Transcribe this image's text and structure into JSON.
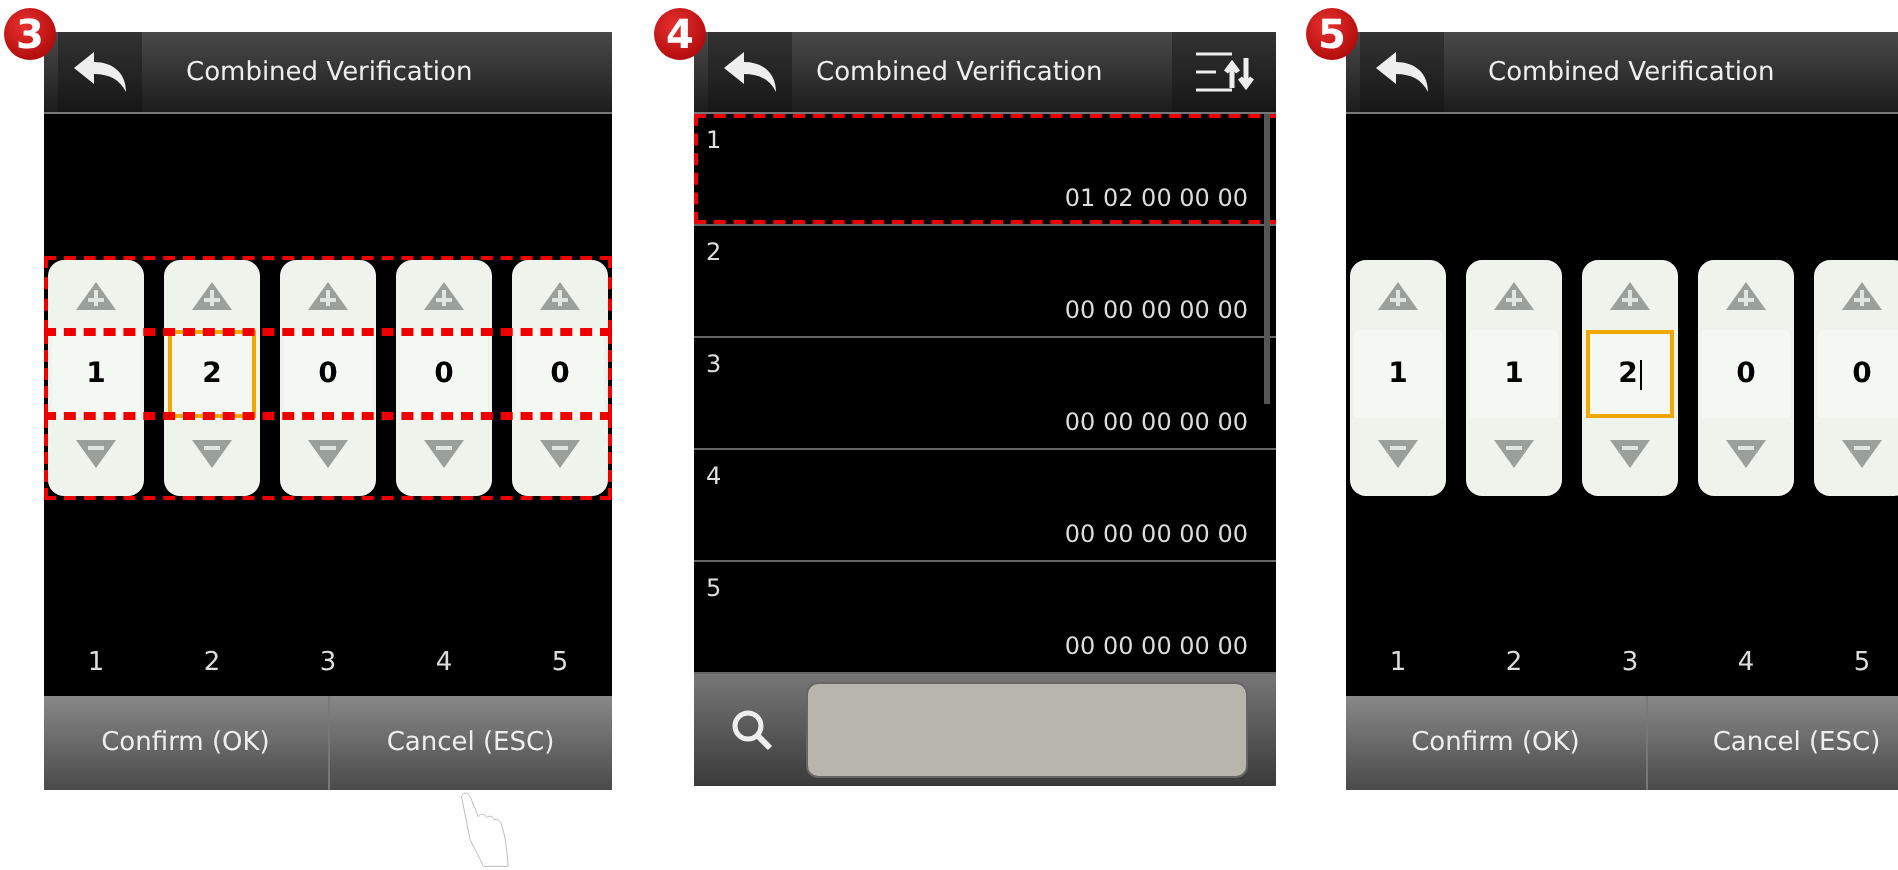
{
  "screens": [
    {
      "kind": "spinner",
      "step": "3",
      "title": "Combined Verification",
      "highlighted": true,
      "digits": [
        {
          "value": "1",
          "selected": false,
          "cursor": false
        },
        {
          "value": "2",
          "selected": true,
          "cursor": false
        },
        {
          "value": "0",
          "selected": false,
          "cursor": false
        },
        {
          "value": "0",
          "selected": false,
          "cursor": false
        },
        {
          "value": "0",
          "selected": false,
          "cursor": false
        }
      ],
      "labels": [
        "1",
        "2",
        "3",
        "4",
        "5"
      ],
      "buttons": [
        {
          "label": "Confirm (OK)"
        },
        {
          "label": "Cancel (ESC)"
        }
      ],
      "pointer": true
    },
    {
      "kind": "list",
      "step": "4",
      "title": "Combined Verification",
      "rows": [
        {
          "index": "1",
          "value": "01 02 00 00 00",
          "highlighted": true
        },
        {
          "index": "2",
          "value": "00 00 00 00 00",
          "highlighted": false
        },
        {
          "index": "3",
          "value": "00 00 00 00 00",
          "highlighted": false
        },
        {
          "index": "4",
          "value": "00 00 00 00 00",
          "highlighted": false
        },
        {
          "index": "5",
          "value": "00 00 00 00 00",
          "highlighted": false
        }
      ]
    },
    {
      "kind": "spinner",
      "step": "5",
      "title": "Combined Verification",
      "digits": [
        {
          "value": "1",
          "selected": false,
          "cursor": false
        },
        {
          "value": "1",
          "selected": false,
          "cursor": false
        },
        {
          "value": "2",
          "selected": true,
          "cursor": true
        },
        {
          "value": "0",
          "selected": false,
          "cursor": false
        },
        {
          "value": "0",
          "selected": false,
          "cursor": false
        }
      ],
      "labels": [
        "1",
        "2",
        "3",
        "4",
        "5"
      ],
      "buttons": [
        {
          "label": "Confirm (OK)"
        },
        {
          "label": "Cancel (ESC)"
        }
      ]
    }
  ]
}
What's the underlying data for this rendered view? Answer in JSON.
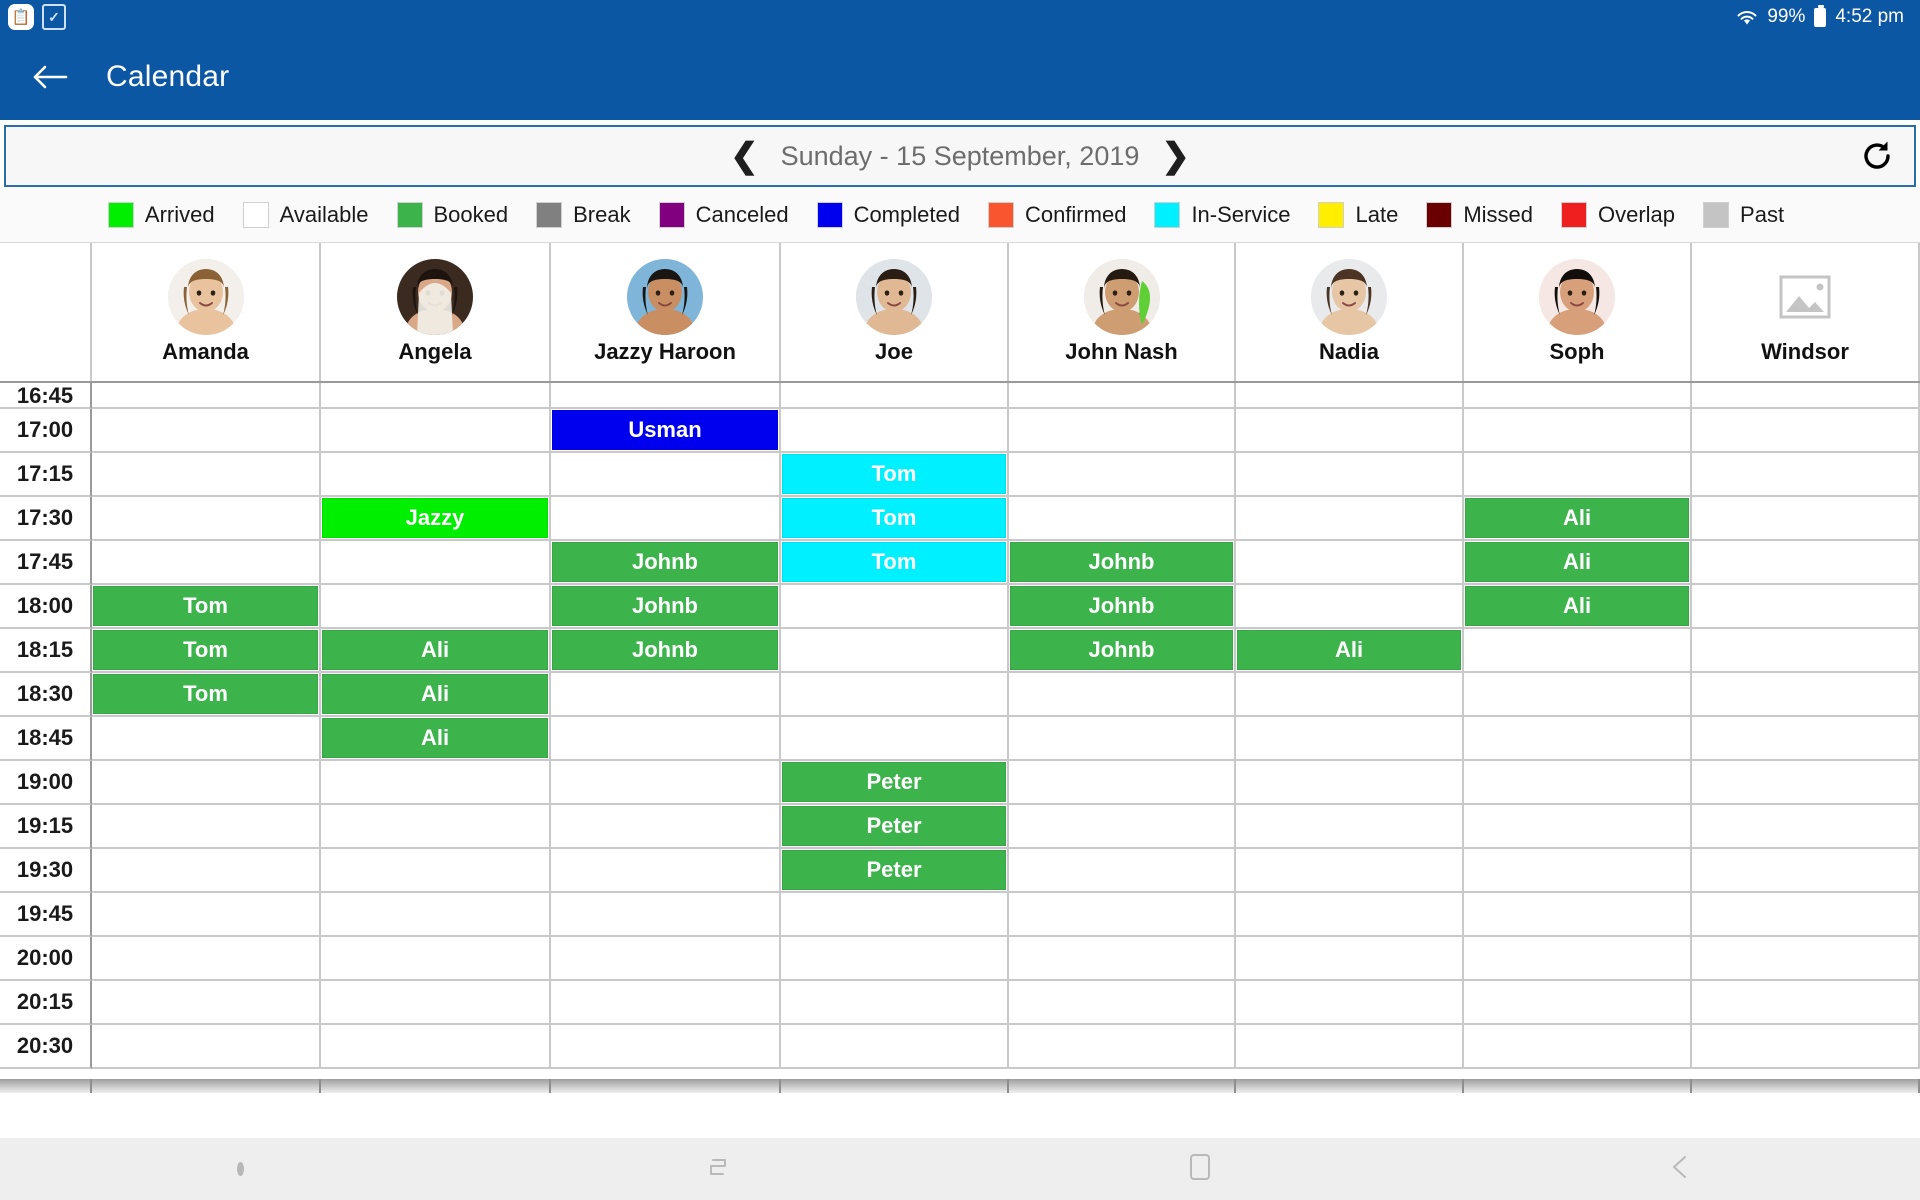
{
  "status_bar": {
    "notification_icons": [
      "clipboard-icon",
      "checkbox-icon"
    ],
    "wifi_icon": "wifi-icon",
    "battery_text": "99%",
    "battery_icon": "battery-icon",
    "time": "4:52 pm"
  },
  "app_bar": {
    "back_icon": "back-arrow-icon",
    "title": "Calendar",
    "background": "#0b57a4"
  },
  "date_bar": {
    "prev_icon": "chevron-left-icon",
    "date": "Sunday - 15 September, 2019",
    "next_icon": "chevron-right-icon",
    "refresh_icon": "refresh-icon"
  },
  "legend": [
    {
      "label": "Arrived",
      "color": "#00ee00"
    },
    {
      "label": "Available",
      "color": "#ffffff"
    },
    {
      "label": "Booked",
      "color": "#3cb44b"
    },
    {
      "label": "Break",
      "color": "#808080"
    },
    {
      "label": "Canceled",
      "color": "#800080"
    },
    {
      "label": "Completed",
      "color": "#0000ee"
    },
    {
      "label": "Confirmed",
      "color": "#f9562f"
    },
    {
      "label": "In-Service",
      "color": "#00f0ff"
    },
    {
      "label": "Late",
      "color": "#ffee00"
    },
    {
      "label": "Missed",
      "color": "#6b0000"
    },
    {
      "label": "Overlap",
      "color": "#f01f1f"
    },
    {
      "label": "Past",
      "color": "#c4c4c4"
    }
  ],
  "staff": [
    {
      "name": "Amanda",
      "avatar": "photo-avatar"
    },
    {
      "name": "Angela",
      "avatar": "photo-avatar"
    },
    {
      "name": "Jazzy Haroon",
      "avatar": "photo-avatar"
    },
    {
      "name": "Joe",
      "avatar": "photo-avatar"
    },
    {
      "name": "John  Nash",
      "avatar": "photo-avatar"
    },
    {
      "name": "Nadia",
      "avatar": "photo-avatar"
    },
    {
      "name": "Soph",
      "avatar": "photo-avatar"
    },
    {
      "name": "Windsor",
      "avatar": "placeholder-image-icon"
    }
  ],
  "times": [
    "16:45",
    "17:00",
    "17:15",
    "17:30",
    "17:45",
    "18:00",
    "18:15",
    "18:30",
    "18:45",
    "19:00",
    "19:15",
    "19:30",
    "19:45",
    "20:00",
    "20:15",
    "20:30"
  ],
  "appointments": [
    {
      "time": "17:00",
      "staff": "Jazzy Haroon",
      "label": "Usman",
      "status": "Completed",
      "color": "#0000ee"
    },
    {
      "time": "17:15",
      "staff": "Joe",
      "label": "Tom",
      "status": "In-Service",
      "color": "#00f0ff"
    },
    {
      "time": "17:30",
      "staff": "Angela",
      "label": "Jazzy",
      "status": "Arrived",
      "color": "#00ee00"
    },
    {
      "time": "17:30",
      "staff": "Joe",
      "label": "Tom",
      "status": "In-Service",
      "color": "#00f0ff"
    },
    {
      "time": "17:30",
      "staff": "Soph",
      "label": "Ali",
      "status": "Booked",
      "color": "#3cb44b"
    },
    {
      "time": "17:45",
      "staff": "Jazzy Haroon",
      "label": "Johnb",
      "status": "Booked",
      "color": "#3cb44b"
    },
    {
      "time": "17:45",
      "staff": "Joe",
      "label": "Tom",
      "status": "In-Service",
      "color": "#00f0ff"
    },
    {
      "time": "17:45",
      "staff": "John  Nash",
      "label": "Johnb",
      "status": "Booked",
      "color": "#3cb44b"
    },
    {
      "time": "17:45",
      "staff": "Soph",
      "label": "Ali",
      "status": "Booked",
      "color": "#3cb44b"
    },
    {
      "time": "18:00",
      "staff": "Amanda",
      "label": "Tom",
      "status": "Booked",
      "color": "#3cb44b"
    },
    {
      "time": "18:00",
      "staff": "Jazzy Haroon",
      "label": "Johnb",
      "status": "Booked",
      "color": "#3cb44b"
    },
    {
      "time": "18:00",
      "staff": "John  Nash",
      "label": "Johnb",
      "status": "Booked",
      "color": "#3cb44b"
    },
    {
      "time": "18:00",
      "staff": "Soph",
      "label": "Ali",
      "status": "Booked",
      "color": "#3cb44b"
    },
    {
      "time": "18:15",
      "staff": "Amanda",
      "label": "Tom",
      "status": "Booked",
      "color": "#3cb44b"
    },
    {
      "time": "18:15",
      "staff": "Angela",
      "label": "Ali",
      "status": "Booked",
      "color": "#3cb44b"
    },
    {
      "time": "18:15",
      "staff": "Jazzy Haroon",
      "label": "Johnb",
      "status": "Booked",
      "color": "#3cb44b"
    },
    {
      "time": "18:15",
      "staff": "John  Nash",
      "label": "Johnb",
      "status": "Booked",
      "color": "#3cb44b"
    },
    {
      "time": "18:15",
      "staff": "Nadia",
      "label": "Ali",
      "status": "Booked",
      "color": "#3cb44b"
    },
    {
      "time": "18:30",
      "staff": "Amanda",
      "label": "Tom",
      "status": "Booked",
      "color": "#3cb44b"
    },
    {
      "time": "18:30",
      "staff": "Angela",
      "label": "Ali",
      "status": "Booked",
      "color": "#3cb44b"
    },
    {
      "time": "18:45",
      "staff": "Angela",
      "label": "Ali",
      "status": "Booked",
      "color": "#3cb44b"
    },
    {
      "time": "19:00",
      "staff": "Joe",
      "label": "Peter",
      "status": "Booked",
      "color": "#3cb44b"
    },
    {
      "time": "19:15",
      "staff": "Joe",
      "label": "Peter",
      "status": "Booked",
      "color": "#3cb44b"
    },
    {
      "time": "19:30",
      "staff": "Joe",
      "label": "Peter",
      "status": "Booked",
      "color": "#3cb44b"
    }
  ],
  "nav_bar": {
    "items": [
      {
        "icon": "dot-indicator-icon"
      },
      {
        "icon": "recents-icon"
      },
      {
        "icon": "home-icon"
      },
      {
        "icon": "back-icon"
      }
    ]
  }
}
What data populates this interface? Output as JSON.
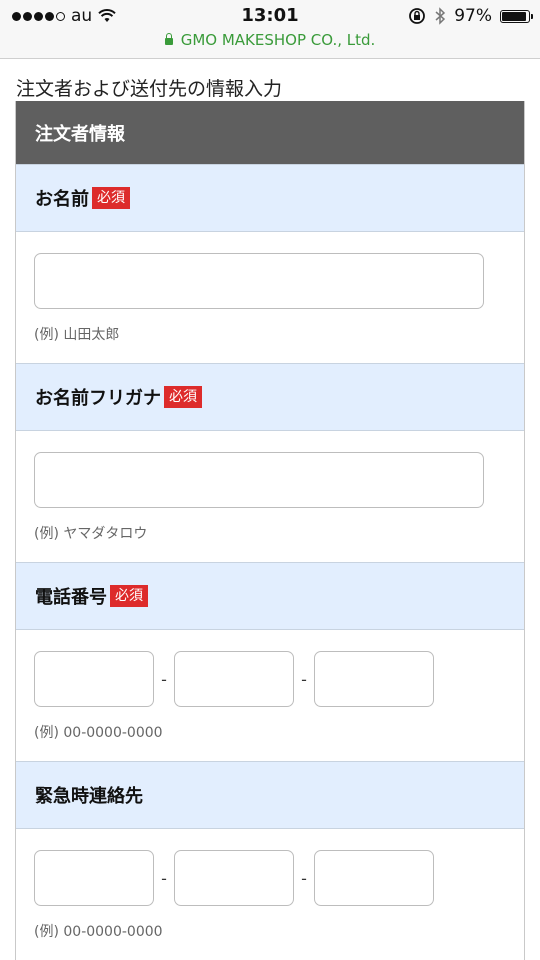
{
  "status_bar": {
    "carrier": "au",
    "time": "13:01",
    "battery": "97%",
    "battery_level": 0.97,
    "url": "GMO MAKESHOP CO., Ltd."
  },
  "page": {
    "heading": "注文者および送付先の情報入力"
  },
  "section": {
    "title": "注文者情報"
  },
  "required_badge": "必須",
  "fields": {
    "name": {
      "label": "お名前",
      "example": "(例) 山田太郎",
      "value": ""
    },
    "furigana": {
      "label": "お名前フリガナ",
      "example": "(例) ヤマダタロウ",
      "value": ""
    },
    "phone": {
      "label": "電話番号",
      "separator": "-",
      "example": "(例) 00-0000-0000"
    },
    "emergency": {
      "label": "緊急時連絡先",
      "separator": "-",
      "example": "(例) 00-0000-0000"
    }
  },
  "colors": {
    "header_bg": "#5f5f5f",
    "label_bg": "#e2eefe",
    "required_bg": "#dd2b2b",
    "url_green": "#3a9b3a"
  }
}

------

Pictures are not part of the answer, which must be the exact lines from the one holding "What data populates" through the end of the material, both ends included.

### Output of the task
What data populates this interface? Output as JSON.
{
  "status_bar": {
    "carrier": "au",
    "time": "13:01",
    "battery": "97%",
    "battery_level": 0.97,
    "url": "GMO MAKESHOP CO., Ltd."
  },
  "page": {
    "heading": "注文者および送付先の情報入力"
  },
  "section": {
    "title": "注文者情報"
  },
  "required_badge": "必須",
  "fields": {
    "name": {
      "label": "お名前",
      "example": "(例) 山田太郎",
      "value": ""
    },
    "furigana": {
      "label": "お名前フリガナ",
      "example": "(例) ヤマダタロウ",
      "value": ""
    },
    "phone": {
      "label": "電話番号",
      "separator": "-",
      "example": "(例) 00-0000-0000"
    },
    "emergency": {
      "label": "緊急時連絡先",
      "separator": "-",
      "example": "(例) 00-0000-0000"
    }
  },
  "colors": {
    "header_bg": "#5f5f5f",
    "label_bg": "#e2eefe",
    "required_bg": "#dd2b2b",
    "url_green": "#3a9b3a"
  }
}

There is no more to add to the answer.